## Stored data entries
== == ==

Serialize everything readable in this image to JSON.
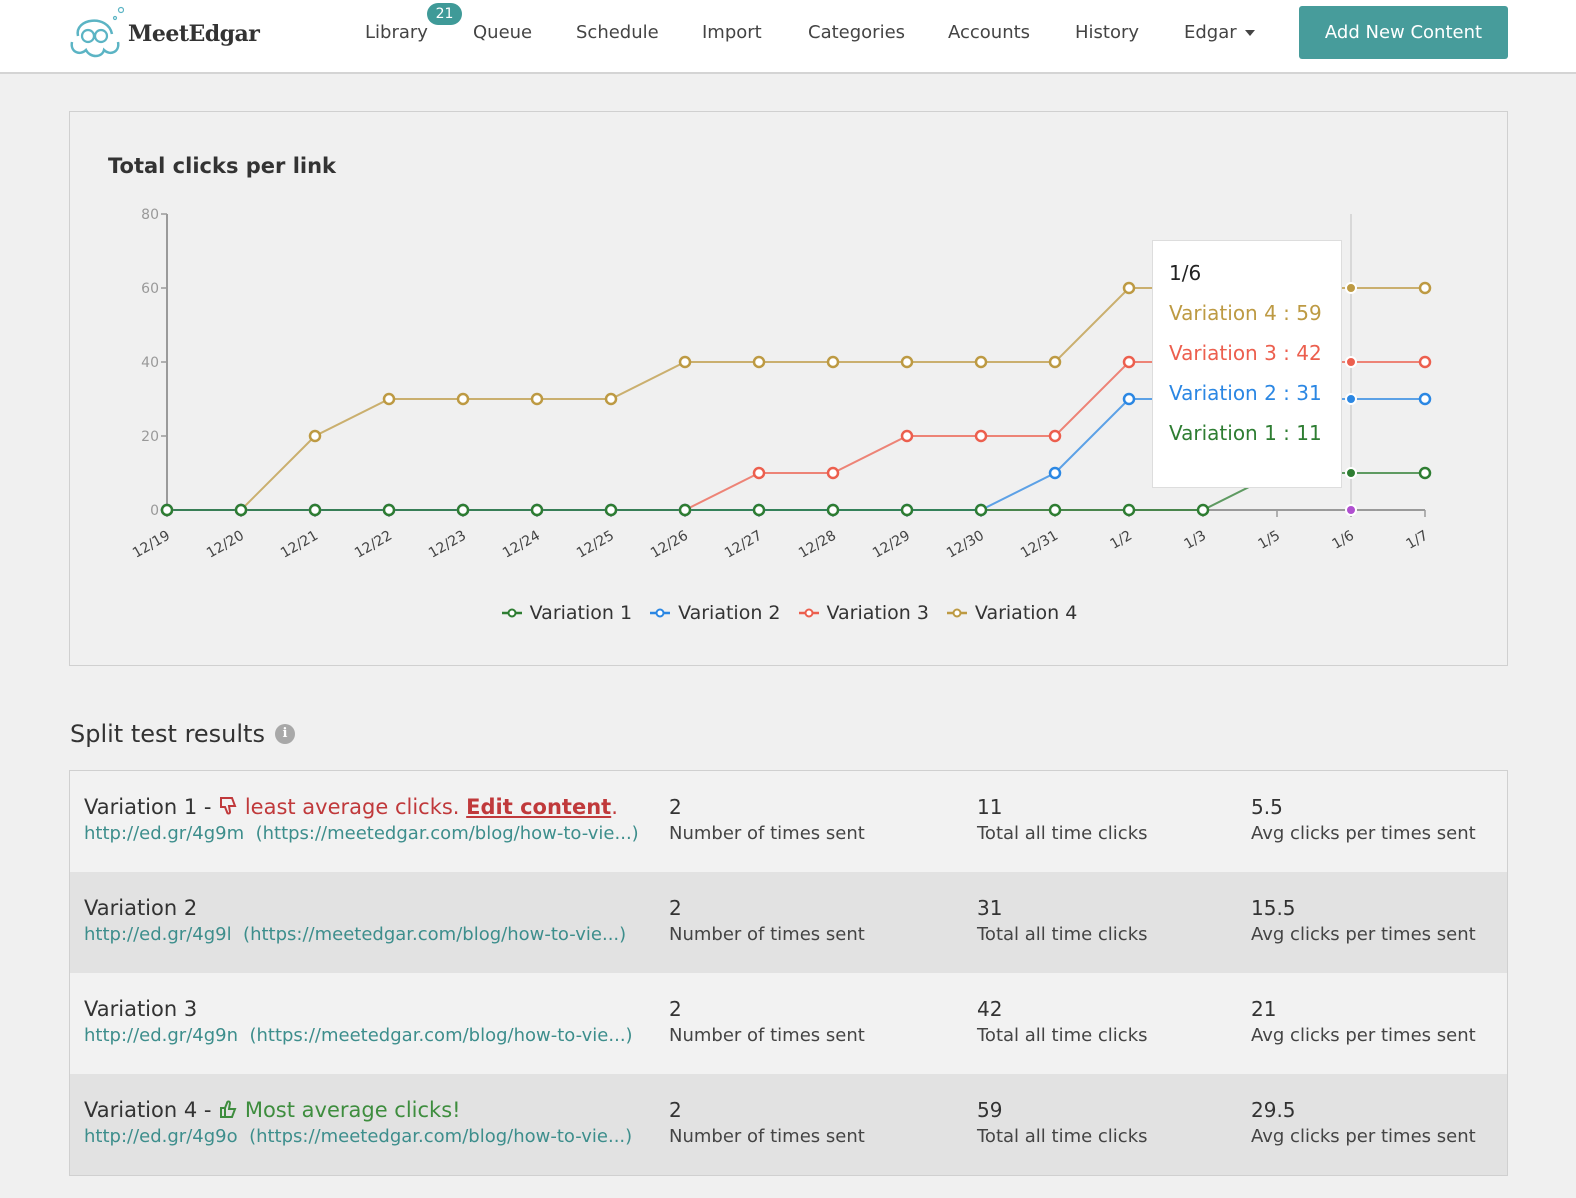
{
  "header": {
    "logo_text": "MeetEdgar",
    "nav": [
      {
        "label": "Library",
        "badge": "21"
      },
      {
        "label": "Queue"
      },
      {
        "label": "Schedule"
      },
      {
        "label": "Import"
      },
      {
        "label": "Categories"
      },
      {
        "label": "Accounts"
      },
      {
        "label": "History"
      },
      {
        "label": "Edgar",
        "icon": "caret-down-icon"
      }
    ],
    "add_button": "Add New Content",
    "brand_color": "#479c9b"
  },
  "chart_data": {
    "type": "line",
    "title": "Total clicks per link",
    "xlabel": "",
    "ylabel": "",
    "ylim": [
      0,
      80
    ],
    "yticks": [
      0,
      20,
      40,
      60,
      80
    ],
    "grid": false,
    "legend_position": "bottom",
    "categories": [
      "12/19",
      "12/20",
      "12/21",
      "12/22",
      "12/23",
      "12/24",
      "12/25",
      "12/26",
      "12/27",
      "12/28",
      "12/29",
      "12/30",
      "12/31",
      "1/2",
      "1/3",
      "1/5",
      "1/6",
      "1/7"
    ],
    "series": [
      {
        "name": "Variation 1",
        "color": "#2e7d32",
        "values": [
          0,
          0,
          0,
          0,
          0,
          0,
          0,
          0,
          0,
          0,
          0,
          0,
          0,
          0,
          0,
          10,
          10,
          10
        ]
      },
      {
        "name": "Variation 2",
        "color": "#2b87e3",
        "values": [
          0,
          0,
          0,
          0,
          0,
          0,
          0,
          0,
          0,
          0,
          0,
          0,
          10,
          30,
          30,
          30,
          30,
          30
        ]
      },
      {
        "name": "Variation 3",
        "color": "#ec5f4e",
        "values": [
          0,
          0,
          0,
          0,
          0,
          0,
          0,
          0,
          10,
          10,
          20,
          20,
          20,
          40,
          40,
          40,
          40,
          40
        ]
      },
      {
        "name": "Variation 4",
        "color": "#bd9a43",
        "values": [
          0,
          0,
          20,
          30,
          30,
          30,
          30,
          40,
          40,
          40,
          40,
          40,
          40,
          60,
          60,
          60,
          60,
          60
        ]
      }
    ],
    "hover": {
      "category": "1/6",
      "tooltip_title": "1/6",
      "items": [
        {
          "label": "Variation 4 : 59",
          "color": "#bd9a43"
        },
        {
          "label": "Variation 3 : 42",
          "color": "#ec5f4e"
        },
        {
          "label": "Variation 2 : 31",
          "color": "#2b87e3"
        },
        {
          "label": "Variation 1 : 11",
          "color": "#2e7d32"
        }
      ]
    }
  },
  "split_test": {
    "title": "Split test results",
    "rows": [
      {
        "name": "Variation 1 - ",
        "status": "negative",
        "status_text": "least average clicks. ",
        "action": "Edit content",
        "after": ".",
        "short_link": "http://ed.gr/4g9m",
        "full_link": "(https://meetedgar.com/blog/how-to-vie...)",
        "times_sent": "2",
        "times_sent_label": "Number of times sent",
        "total_clicks": "11",
        "total_clicks_label": "Total all time clicks",
        "avg_clicks": "5.5",
        "avg_clicks_label": "Avg clicks per times sent"
      },
      {
        "name": "Variation 2",
        "status": "none",
        "short_link": "http://ed.gr/4g9l",
        "full_link": "(https://meetedgar.com/blog/how-to-vie...)",
        "times_sent": "2",
        "times_sent_label": "Number of times sent",
        "total_clicks": "31",
        "total_clicks_label": "Total all time clicks",
        "avg_clicks": "15.5",
        "avg_clicks_label": "Avg clicks per times sent"
      },
      {
        "name": "Variation 3",
        "status": "none",
        "short_link": "http://ed.gr/4g9n",
        "full_link": "(https://meetedgar.com/blog/how-to-vie...)",
        "times_sent": "2",
        "times_sent_label": "Number of times sent",
        "total_clicks": "42",
        "total_clicks_label": "Total all time clicks",
        "avg_clicks": "21",
        "avg_clicks_label": "Avg clicks per times sent"
      },
      {
        "name": "Variation 4 - ",
        "status": "positive",
        "status_text": "Most average clicks!",
        "short_link": "http://ed.gr/4g9o",
        "full_link": "(https://meetedgar.com/blog/how-to-vie...)",
        "times_sent": "2",
        "times_sent_label": "Number of times sent",
        "total_clicks": "59",
        "total_clicks_label": "Total all time clicks",
        "avg_clicks": "29.5",
        "avg_clicks_label": "Avg clicks per times sent"
      }
    ]
  }
}
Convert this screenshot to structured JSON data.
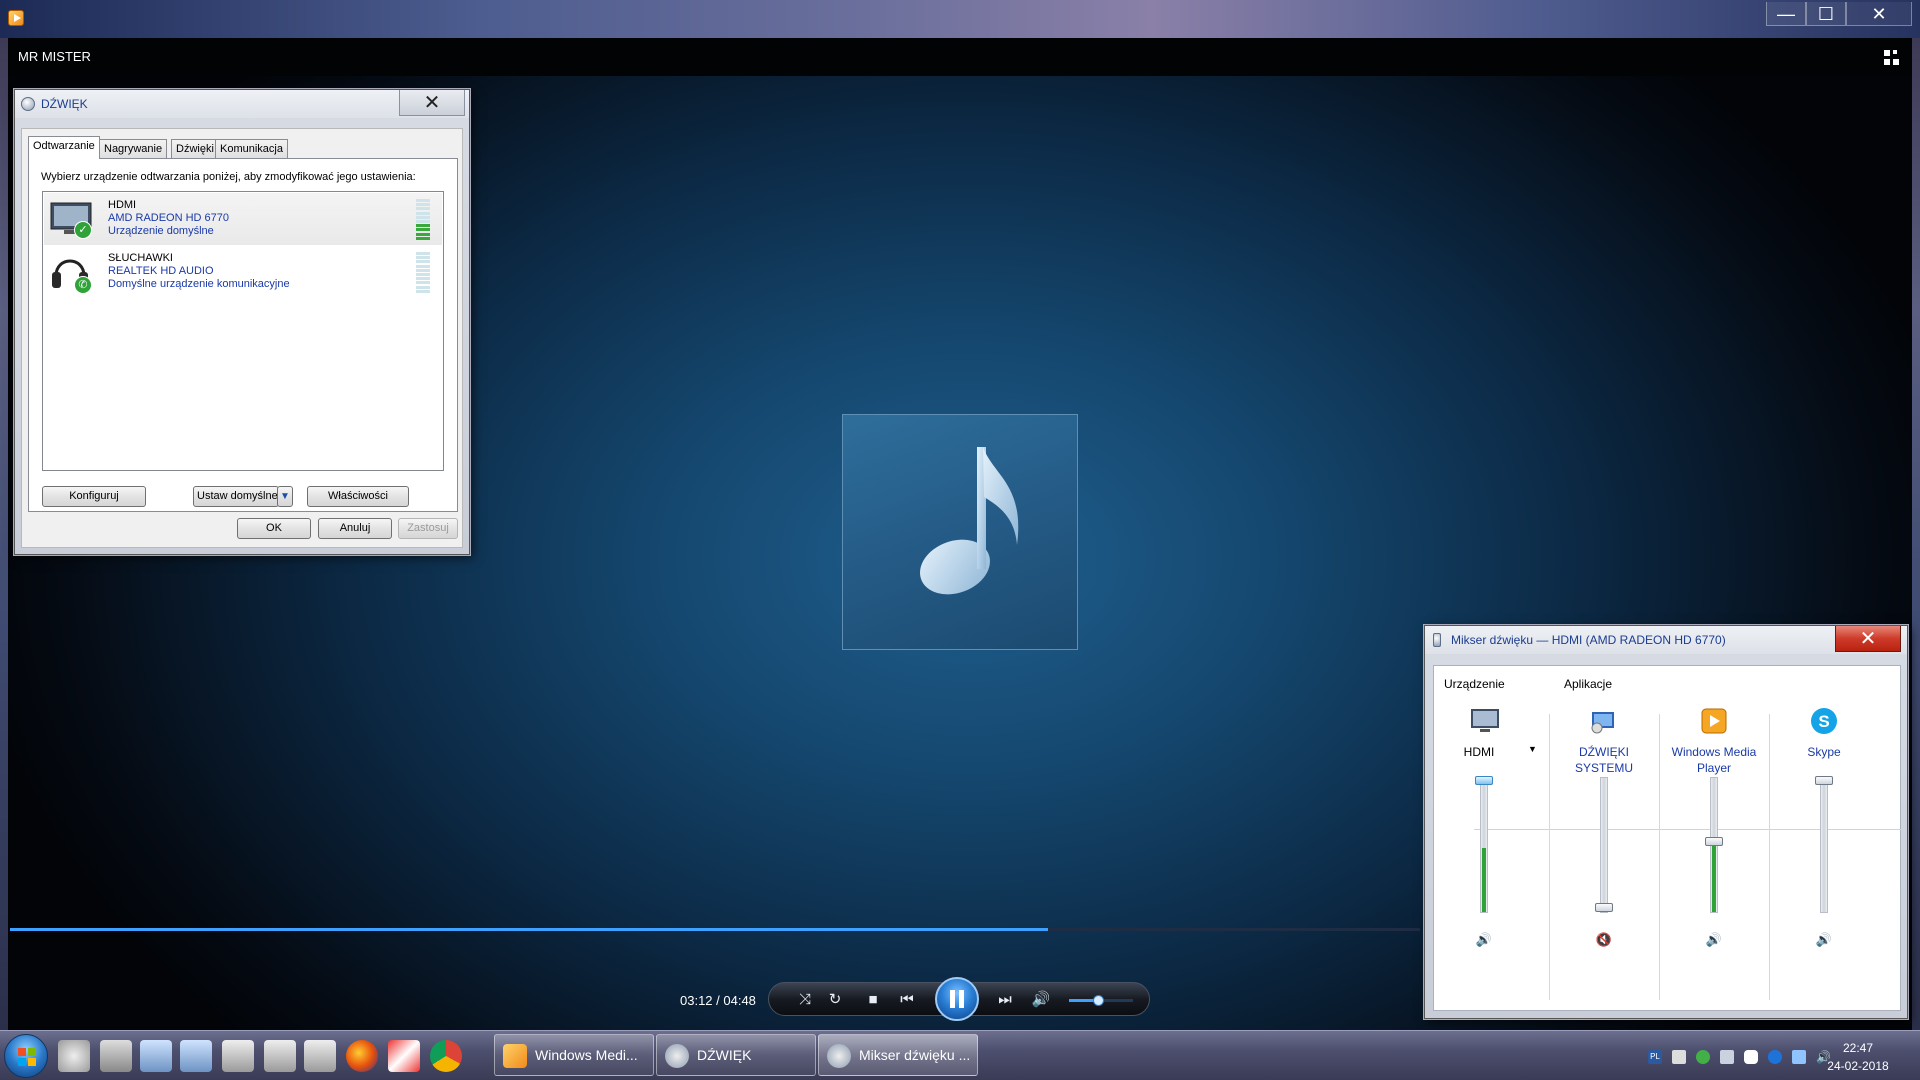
{
  "wmp": {
    "now_playing": "MR MISTER",
    "time": "03:12 / 04:48",
    "seek_progress": 0.736,
    "volume_level": 0.45,
    "window_buttons": {
      "minimize": "—",
      "maximize": "☐",
      "close": "✕"
    }
  },
  "sound_dialog": {
    "title": "DŹWIĘK",
    "close_glyph": "✕",
    "tabs": [
      "Odtwarzanie",
      "Nagrywanie",
      "Dźwięki",
      "Komunikacja"
    ],
    "active_tab": 0,
    "instruction": "Wybierz urządzenie odtwarzania poniżej, aby zmodyfikować jego ustawienia:",
    "devices": [
      {
        "name": "HDMI",
        "driver": "AMD RADEON HD 6770",
        "status": "Urządzenie domyślne",
        "icon": "monitor-icon",
        "level": 0.4
      },
      {
        "name": "SŁUCHAWKI",
        "driver": "REALTEK HD AUDIO",
        "status": "Domyślne urządzenie komunikacyjne",
        "icon": "headphones-icon",
        "level": 0
      }
    ],
    "buttons": {
      "configure": "Konfiguruj",
      "set_default": "Ustaw domyślne",
      "properties": "Właściwości",
      "ok": "OK",
      "cancel": "Anuluj",
      "apply": "Zastosuj"
    }
  },
  "mixer_dialog": {
    "title": "Mikser dźwięku — HDMI (AMD RADEON HD 6770)",
    "close_glyph": "✕",
    "device_group_label": "Urządzenie",
    "apps_group_label": "Aplikacje",
    "channels": [
      {
        "name_line1": "HDMI",
        "name_line2": "",
        "icon": "monitor-icon",
        "volume": 1.0,
        "peak": 0.48,
        "muted": false,
        "is_device": true
      },
      {
        "name_line1": "DŹWIĘKI",
        "name_line2": "SYSTEMU",
        "icon": "system-sounds-icon",
        "volume": 0.0,
        "peak": 0.0,
        "muted": true,
        "is_device": false
      },
      {
        "name_line1": "Windows Media",
        "name_line2": "Player",
        "icon": "wmp-icon",
        "volume": 0.52,
        "peak": 0.5,
        "muted": false,
        "is_device": false
      },
      {
        "name_line1": "Skype",
        "name_line2": "",
        "icon": "skype-icon",
        "volume": 1.0,
        "peak": 0.0,
        "muted": false,
        "is_device": false
      }
    ]
  },
  "taskbar": {
    "tasks": [
      {
        "label": "Windows Medi...",
        "icon": "wmp-icon"
      },
      {
        "label": "DŹWIĘK",
        "icon": "speaker-icon"
      },
      {
        "label": "Mikser dźwięku ...",
        "icon": "speaker-icon"
      }
    ],
    "active_task": 2,
    "clock_time": "22:47",
    "clock_date": "24-02-2018",
    "tray_lang": "PL",
    "colors": {
      "accent": "#3fa1ff",
      "level_green": "#2fa338",
      "close_red": "#cf3b2a"
    }
  }
}
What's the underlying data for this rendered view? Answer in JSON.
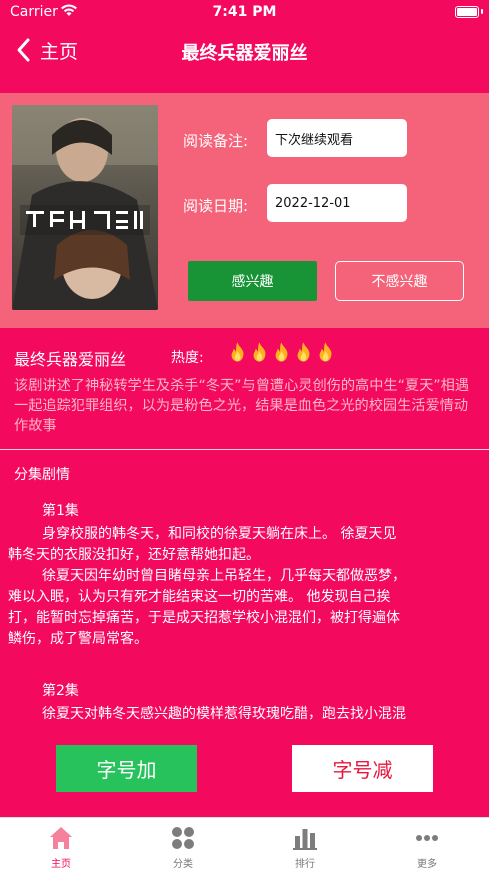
{
  "status_bar": {
    "carrier": "Carrier",
    "time": "7:41 PM"
  },
  "nav": {
    "back_label": "主页",
    "title": "最终兵器爱丽丝"
  },
  "info": {
    "note_label": "阅读备注:",
    "note_value": "下次继续观看",
    "date_label": "阅读日期:",
    "date_value": "2022-12-01",
    "interested_label": "感兴趣",
    "not_interested_label": "不感兴趣"
  },
  "show": {
    "title": "最终兵器爱丽丝",
    "heat_label": "热度:",
    "heat_value": 5,
    "description": "该剧讲述了神秘转学生及杀手“冬天”与曾遭心灵创伤的高中生“夏天”相遇一起追踪犯罪组织，以为是粉色之光，结果是血色之光的校园生活爱情动作故事"
  },
  "episodes": {
    "section_title": "分集剧情",
    "ep1_title": "第1集",
    "ep1_line1": "身穿校服的韩冬天，和同校的徐夏天躺在床上。 徐夏天见",
    "ep1_line2": "韩冬天的衣服没扣好，还好意帮她扣起。",
    "ep1_line3": "徐夏天因年幼时曾目睹母亲上吊轻生，几乎每天都做恶梦，",
    "ep1_line4": "难以入眠，认为只有死才能结束这一切的苦难。 他发现自己挨",
    "ep1_line5": "打，能暂时忘掉痛苦，于是成天招惹学校小混混们，被打得遍体",
    "ep1_line6": "鳞伤，成了警局常客。",
    "ep2_title": "第2集",
    "ep2_line1": "徐夏天对韩冬天感兴趣的模样惹得玫瑰吃醋，跑去找小混混"
  },
  "font_buttons": {
    "increase": "字号加",
    "decrease": "字号减"
  },
  "tabs": [
    {
      "label": "主页",
      "icon": "home-icon",
      "active": true
    },
    {
      "label": "分类",
      "icon": "category-icon",
      "active": false
    },
    {
      "label": "排行",
      "icon": "ranking-icon",
      "active": false
    },
    {
      "label": "更多",
      "icon": "more-icon",
      "active": false
    }
  ],
  "colors": {
    "primary": "#f3095e",
    "panel": "#f4637a",
    "interest_green": "#189436",
    "increase_green": "#27c25c",
    "decrease_red": "#e8163e"
  }
}
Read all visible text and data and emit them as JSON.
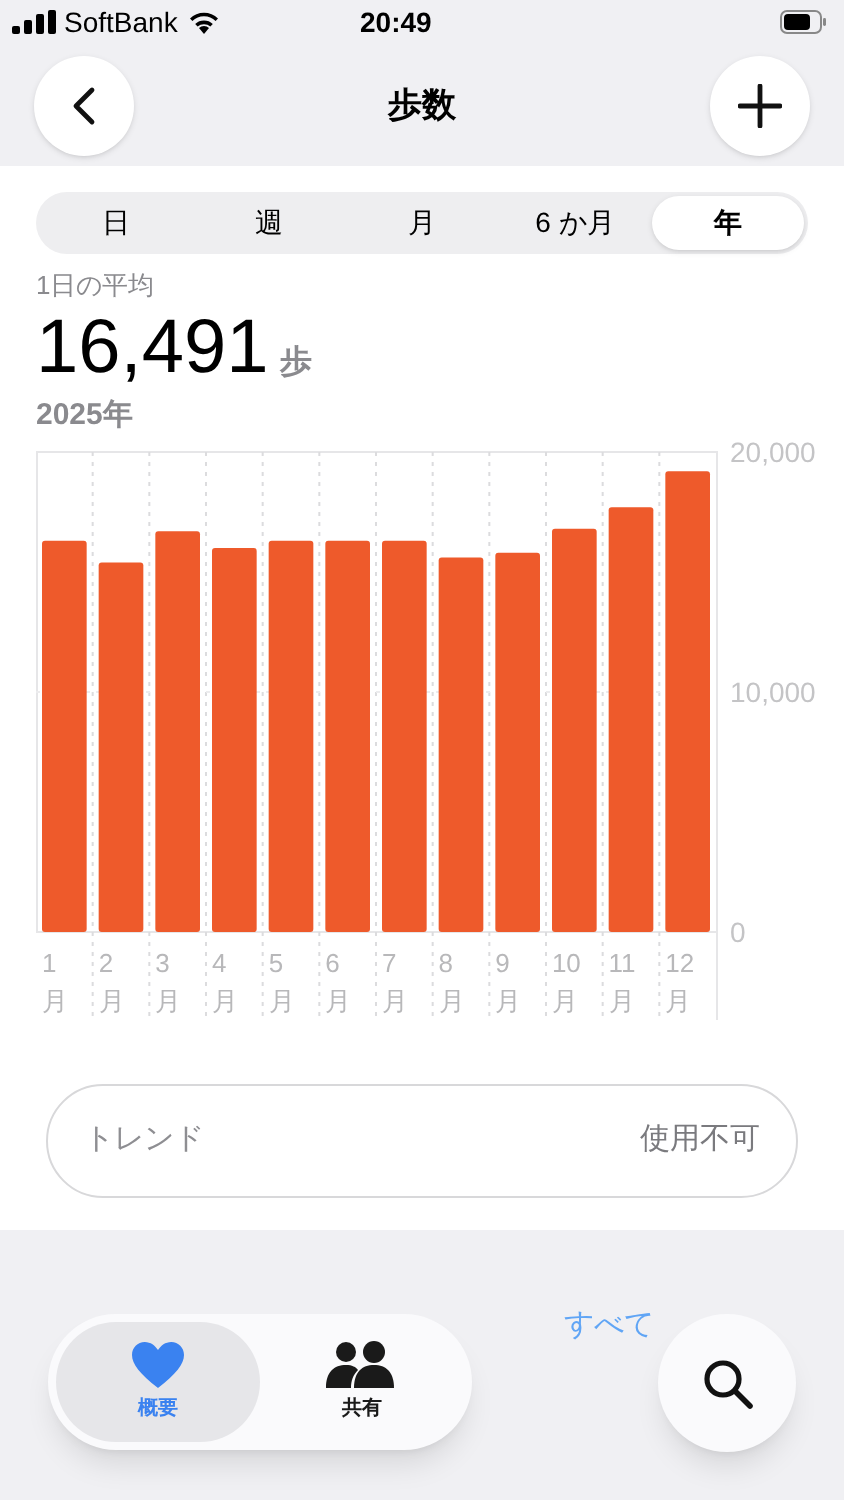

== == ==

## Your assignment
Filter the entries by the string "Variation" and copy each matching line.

## Answer section
        "name": "Variation 1",
        "name": "Variation 2",
        "name": "Variation 3",
        "name": "Variation 4",
          "label": "Variation 4 : 59",
          "label": "Variation 3 : 42",
          "label": "Variation 2 : 31",
          "label": "Variation 1 : 11",
        "name": "Variation 1 - ",
        "name": "Variation 2",
        "name": "Variation 3",
        "name": "Variation 4 - ",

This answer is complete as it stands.